> What is being asked: Among these records, which lines include "header"? Copy them out.

> The data:
-- Opening Marker --
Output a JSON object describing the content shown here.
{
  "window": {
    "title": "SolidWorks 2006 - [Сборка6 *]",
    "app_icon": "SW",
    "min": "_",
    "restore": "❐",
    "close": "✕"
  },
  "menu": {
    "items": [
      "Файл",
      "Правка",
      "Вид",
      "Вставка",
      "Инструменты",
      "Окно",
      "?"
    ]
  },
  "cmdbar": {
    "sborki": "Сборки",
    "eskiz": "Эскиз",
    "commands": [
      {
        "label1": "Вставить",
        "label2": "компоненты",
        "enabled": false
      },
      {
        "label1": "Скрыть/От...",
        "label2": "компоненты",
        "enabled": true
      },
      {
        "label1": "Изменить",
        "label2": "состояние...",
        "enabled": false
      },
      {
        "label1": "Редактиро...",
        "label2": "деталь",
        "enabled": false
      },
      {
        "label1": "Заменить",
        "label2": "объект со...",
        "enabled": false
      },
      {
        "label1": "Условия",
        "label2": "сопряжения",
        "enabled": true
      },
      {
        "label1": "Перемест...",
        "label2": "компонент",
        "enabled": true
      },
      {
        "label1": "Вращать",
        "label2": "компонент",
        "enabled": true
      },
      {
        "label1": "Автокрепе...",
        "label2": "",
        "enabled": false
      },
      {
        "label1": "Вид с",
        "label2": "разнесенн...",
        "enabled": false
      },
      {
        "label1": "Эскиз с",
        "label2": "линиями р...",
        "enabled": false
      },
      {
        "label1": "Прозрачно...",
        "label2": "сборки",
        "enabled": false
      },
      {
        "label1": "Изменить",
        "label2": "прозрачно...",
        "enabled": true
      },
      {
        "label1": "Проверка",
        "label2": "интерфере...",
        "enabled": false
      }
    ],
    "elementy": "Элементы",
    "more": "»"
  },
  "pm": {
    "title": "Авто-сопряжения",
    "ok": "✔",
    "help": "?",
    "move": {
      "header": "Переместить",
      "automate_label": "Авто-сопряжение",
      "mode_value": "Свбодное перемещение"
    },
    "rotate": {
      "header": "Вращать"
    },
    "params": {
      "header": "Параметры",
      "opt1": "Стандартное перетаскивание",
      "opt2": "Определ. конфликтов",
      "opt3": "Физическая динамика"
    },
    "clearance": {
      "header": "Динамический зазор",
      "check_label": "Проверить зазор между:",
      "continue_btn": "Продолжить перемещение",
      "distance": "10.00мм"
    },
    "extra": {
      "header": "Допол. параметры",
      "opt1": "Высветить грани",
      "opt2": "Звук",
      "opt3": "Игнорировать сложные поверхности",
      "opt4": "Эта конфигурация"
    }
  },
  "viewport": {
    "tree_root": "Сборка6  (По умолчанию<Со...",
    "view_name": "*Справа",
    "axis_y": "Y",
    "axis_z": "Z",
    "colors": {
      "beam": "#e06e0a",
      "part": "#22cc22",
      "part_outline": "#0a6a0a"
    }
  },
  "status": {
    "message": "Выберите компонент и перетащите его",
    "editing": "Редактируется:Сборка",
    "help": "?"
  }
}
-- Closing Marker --
> The completed task:
      "header": "Переместить",
      "header": "Вращать"
      "header": "Параметры",
      "header": "Динамический зазор",
      "header": "Допол. параметры",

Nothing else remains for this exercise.